  2. Many embassies called directly to their nationals saying “would you like to come back? we have a free-ticket flight for you!”. Some embassies even told to their nationals: “You should consider to leave the country!”. So what is the common reaction, when you live in a foreign country and your embassy calls you telling that you should leave and that they have free-flights for you? It’s quite normal and human, specially for people with kids, to leave! Personally I don’t believe in any government or embassy or media, but the common behavior is to believe in your own government.
  3. Foreign media over reacted and manipulated the information, providing sensationalistic news of what was going on here. Families living abroad, started to believe what media said and called their relatives in Japan saying to please leave, go away, radiations will kill you! That’s also natural and human.

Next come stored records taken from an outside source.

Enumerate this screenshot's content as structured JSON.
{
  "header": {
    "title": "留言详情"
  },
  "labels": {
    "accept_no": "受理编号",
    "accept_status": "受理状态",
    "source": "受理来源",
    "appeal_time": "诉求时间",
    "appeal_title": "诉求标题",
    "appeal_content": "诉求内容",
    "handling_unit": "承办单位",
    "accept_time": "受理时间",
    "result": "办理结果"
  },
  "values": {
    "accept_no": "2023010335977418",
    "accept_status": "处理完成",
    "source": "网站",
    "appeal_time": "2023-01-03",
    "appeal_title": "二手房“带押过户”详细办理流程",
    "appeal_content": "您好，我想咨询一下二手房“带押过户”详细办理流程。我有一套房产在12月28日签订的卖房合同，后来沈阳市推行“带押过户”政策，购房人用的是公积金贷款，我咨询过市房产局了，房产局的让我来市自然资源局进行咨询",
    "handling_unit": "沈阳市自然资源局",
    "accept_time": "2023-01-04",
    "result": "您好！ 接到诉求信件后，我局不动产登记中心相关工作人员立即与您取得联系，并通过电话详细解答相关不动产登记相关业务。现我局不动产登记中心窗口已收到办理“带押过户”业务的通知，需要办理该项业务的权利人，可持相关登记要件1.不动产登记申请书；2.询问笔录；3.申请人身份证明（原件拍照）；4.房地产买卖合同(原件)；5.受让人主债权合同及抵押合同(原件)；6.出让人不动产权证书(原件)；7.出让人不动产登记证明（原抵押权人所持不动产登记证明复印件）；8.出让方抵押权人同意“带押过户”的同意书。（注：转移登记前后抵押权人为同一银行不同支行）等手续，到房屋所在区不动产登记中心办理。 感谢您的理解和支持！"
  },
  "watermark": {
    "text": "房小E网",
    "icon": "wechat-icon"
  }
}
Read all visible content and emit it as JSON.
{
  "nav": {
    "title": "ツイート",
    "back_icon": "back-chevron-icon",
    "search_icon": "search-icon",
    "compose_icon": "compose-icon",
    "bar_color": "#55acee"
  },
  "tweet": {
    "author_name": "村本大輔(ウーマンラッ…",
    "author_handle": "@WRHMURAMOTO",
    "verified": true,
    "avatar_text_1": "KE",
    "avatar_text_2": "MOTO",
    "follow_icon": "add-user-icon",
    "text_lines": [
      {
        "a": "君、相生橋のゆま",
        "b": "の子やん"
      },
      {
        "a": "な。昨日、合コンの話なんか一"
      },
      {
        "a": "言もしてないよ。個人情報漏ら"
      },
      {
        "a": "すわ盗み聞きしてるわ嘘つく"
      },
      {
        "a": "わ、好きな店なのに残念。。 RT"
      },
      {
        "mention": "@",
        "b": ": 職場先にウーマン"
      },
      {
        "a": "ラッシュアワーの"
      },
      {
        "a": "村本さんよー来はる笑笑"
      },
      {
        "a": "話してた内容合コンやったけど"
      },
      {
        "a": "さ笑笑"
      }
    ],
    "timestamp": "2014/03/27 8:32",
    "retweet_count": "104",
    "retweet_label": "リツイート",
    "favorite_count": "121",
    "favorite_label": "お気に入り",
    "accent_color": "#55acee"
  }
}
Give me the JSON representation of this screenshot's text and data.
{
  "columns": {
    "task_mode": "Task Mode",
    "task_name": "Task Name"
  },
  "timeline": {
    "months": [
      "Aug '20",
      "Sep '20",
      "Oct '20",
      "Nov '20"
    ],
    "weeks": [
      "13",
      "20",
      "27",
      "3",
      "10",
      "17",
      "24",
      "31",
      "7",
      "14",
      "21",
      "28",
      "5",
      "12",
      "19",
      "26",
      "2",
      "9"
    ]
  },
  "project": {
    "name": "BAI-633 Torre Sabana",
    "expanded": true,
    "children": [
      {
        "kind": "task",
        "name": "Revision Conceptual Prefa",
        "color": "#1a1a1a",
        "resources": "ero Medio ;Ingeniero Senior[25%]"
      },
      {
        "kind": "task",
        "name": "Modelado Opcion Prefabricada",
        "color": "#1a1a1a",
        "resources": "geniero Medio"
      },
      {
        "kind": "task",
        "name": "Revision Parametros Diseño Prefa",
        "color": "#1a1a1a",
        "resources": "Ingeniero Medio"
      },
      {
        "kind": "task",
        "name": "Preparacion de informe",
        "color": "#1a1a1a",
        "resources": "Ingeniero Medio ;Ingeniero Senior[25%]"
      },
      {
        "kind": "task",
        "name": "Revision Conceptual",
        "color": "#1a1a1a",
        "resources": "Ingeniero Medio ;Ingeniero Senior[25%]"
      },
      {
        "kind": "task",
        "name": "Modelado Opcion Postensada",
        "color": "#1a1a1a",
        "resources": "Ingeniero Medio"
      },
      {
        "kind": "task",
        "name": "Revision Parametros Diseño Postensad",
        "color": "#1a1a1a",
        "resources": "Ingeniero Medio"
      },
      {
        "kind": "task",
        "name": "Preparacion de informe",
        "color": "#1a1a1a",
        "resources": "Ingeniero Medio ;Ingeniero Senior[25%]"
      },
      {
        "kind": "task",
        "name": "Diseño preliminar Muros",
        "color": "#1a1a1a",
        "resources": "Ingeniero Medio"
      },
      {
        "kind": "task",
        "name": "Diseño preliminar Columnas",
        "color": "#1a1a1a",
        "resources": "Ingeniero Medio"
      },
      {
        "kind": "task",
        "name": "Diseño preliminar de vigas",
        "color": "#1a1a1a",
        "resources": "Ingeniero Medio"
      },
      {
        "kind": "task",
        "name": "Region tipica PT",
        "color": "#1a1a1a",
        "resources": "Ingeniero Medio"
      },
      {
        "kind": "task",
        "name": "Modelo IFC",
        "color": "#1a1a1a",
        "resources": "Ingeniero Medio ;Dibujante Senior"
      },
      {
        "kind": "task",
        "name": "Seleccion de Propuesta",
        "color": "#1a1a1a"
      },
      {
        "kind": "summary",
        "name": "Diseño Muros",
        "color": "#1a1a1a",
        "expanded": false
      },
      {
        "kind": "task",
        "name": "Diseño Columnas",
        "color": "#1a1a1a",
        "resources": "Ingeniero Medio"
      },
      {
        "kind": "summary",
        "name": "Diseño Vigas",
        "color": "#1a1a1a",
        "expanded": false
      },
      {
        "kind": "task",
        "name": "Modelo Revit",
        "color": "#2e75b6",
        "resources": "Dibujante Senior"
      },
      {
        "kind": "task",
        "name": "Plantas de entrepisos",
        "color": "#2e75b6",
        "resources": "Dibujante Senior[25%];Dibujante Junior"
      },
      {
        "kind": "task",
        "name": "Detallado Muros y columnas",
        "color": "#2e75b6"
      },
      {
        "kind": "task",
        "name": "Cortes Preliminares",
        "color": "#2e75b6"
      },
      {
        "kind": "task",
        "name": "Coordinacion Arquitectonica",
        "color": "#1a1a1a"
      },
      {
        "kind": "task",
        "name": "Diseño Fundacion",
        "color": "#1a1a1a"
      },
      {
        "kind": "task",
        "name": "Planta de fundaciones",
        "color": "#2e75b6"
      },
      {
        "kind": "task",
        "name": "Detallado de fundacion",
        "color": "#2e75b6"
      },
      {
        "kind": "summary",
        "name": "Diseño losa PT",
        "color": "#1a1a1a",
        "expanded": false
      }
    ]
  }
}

People tend to believe in TV and they don’t think. That’s a problem of Media Literacy, and it happens everywhere.
    Of course we cannot deny that the situation was critical, thousands of people died due to the tsunami and the danger and fear of the evolution of the nuclear crisis, which kept everyone of us, Japanese and foreigners, in constant tension. But that’s not a justification for the manipulation and sensationalism made by many foreign media.

As an example of what foreign media said about this crisis, here you have some images of Spanish newspapers. This kind of news were almost a clone of all other newspapers around Europe. So just imagine, if you are in a foreign country and you see your own newspapers saying this, and your family read this, what are you going to do?

Translating from the left:

“Japan a country of phantoms…”, “Exodus in Tokyo”, “Nuclear Leak in Japan”

“Fukushima is out of control”, “Leak without control”

“Nuclear Panic”, “Japan looses control and UE says: Nuclear Apocalypse”, “Apocalypse Now?”

This is the reality from the (gaikokujin) foreigner perspective. Embassies recommending to evacuate and alerting of an imminent nuclear disaster or destructive aftershocks. News going crazy spreading out the panic and running in sensationalism. Families begging to come back home. Under those circumstances, it’s normal and human to take the decision to leave and protect your own family.

Why I didn’t become a flyjin? Well, basically I don’t believe in any government. Neither the Japanese, neither Europeans, Americans or whatever other country. I didn’t believe the media in this crisis. I just tried to apply common sense, reading as many different sources as possible, reading articles from physics and scientists. Remember what is going on now in the reactor is science, it’s physics and those laws cannot be changed by politicians, journalists or any ecologist group.

Sources: The pictures of the Spanish newspapers are from “los ojos de ella“.